Toys and choking risks: Be careful with balloons
Everybody has a favorite toy while growing up. For me, It was a life-sized baby doll. She went with me everywhere! We were real buddies.
We all want kids to have fun toys, educational toys, safe toys, toys that they will remember with love.
We also know that kids sometimes choke on parts or pieces of toys. What can a parent do to lessen this risk? The American Academy of Pediatrics just released a new policy statement that can help.
Did you know? Plastic balloons are one of the most hazardous toys for children.
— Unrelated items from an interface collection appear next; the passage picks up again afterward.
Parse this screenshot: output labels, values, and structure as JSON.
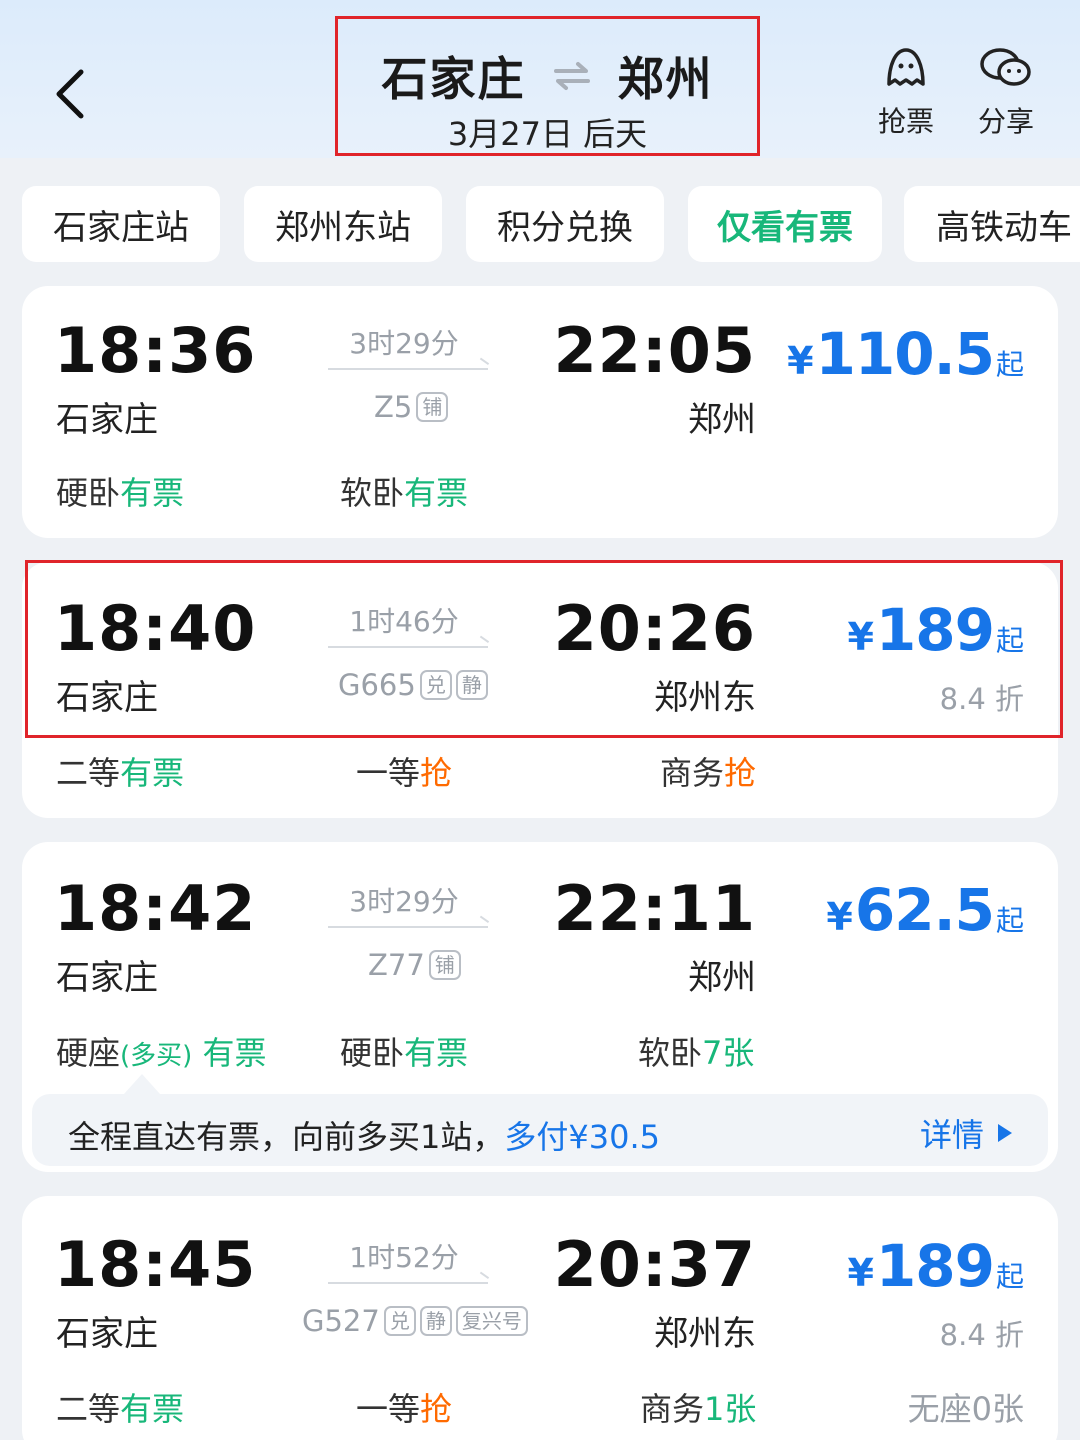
{
  "header": {
    "from": "石家庄",
    "to": "郑州",
    "date": "3月27日 后天",
    "grab_label": "抢票",
    "share_label": "分享"
  },
  "filters": [
    "石家庄站",
    "郑州东站",
    "积分兑换",
    "仅看有票",
    "高铁动车"
  ],
  "active_filter": "仅看有票",
  "colors": {
    "accent_blue": "#1775e8",
    "green": "#18b77a",
    "orange": "#ff6a00",
    "highlight_red": "#e0242a"
  },
  "trains": [
    {
      "depart": "18:36",
      "from": "石家庄",
      "duration": "3时29分",
      "number": "Z5",
      "tags": [
        "铺"
      ],
      "arrive": "22:05",
      "to": "郑州",
      "price_currency": "¥",
      "price": "110.5",
      "price_suffix": "起",
      "seats": [
        {
          "name": "硬卧",
          "status": "有票"
        },
        {
          "name": "软卧",
          "status": "有票"
        }
      ]
    },
    {
      "depart": "18:40",
      "from": "石家庄",
      "duration": "1时46分",
      "number": "G665",
      "tags": [
        "兑",
        "静"
      ],
      "arrive": "20:26",
      "to": "郑州东",
      "price_currency": "¥",
      "price": "189",
      "price_suffix": "起",
      "discount": "8.4 折",
      "seats": [
        {
          "name": "二等",
          "status": "有票"
        },
        {
          "name": "一等",
          "status": "抢"
        },
        {
          "name": "商务",
          "status": "抢"
        }
      ]
    },
    {
      "depart": "18:42",
      "from": "石家庄",
      "duration": "3时29分",
      "number": "Z77",
      "tags": [
        "铺"
      ],
      "arrive": "22:11",
      "to": "郑州",
      "price_currency": "¥",
      "price": "62.5",
      "price_suffix": "起",
      "seats": [
        {
          "name": "硬座",
          "note": "(多买)",
          "status": "有票"
        },
        {
          "name": "硬卧",
          "status": "有票"
        },
        {
          "name": "软卧",
          "status": "7张"
        }
      ],
      "hint": {
        "text": "全程直达有票，向前多买1站，",
        "extra": "多付¥30.5",
        "detail": "详情"
      }
    },
    {
      "depart": "18:45",
      "from": "石家庄",
      "duration": "1时52分",
      "number": "G527",
      "tags": [
        "兑",
        "静",
        "复兴号"
      ],
      "arrive": "20:37",
      "to": "郑州东",
      "price_currency": "¥",
      "price": "189",
      "price_suffix": "起",
      "discount": "8.4 折",
      "seats": [
        {
          "name": "二等",
          "status": "有票"
        },
        {
          "name": "一等",
          "status": "抢"
        },
        {
          "name": "商务",
          "status": "1张"
        },
        {
          "name": "无座",
          "status": "0张"
        }
      ]
    }
  ]
}
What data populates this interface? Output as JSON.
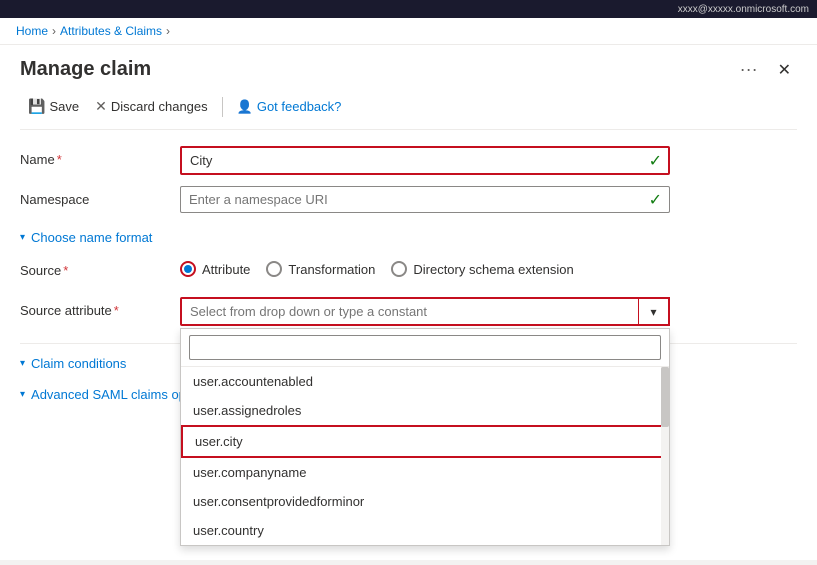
{
  "topbar": {
    "text": "xxxx@xxxxx.onmicrosoft.com"
  },
  "breadcrumb": {
    "home": "Home",
    "attributes_claims": "Attributes & Claims",
    "separator": "›"
  },
  "panel": {
    "title": "Manage claim",
    "ellipsis": "···",
    "close": "✕"
  },
  "toolbar": {
    "save": "Save",
    "discard": "Discard changes",
    "feedback": "Got feedback?"
  },
  "form": {
    "name_label": "Name",
    "name_required": "*",
    "name_value": "City",
    "namespace_label": "Namespace",
    "namespace_placeholder": "Enter a namespace URI",
    "choose_name_format": "Choose name format",
    "source_label": "Source",
    "source_required": "*",
    "source_options": [
      {
        "id": "attribute",
        "label": "Attribute",
        "selected": true
      },
      {
        "id": "transformation",
        "label": "Transformation",
        "selected": false
      },
      {
        "id": "directory",
        "label": "Directory schema extension",
        "selected": false
      }
    ],
    "source_attribute_label": "Source attribute",
    "source_attribute_required": "*",
    "source_attribute_placeholder": "Select from drop down or type a constant",
    "claim_conditions": "Claim conditions",
    "advanced_saml": "Advanced SAML claims options"
  },
  "dropdown": {
    "search_placeholder": "",
    "items": [
      {
        "value": "user.accountenabled",
        "selected": false
      },
      {
        "value": "user.assignedroles",
        "selected": false
      },
      {
        "value": "user.city",
        "selected": true
      },
      {
        "value": "user.companyname",
        "selected": false
      },
      {
        "value": "user.consentprovidedforminor",
        "selected": false
      },
      {
        "value": "user.country",
        "selected": false
      }
    ]
  }
}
When swallowed, uninflated balloons or pieces of broken balloons can seal the child’s airway so he can’t breathe.
Other toy hazards are small objects that are round or cylindrical, like marbles. Watch out for any toy with small parts that are loose or that could come loose. Small, curious fingers love to pick them up and pop them right into the mouth. Also be aware of toys that belong to older children. Sometimes we focus on the baby’s toys and forget about the other toys and objects in the house. It helps to remember that your child’s airway is smaller than yours.
Do you have any suggestions on how to reduce choking hazards in your house?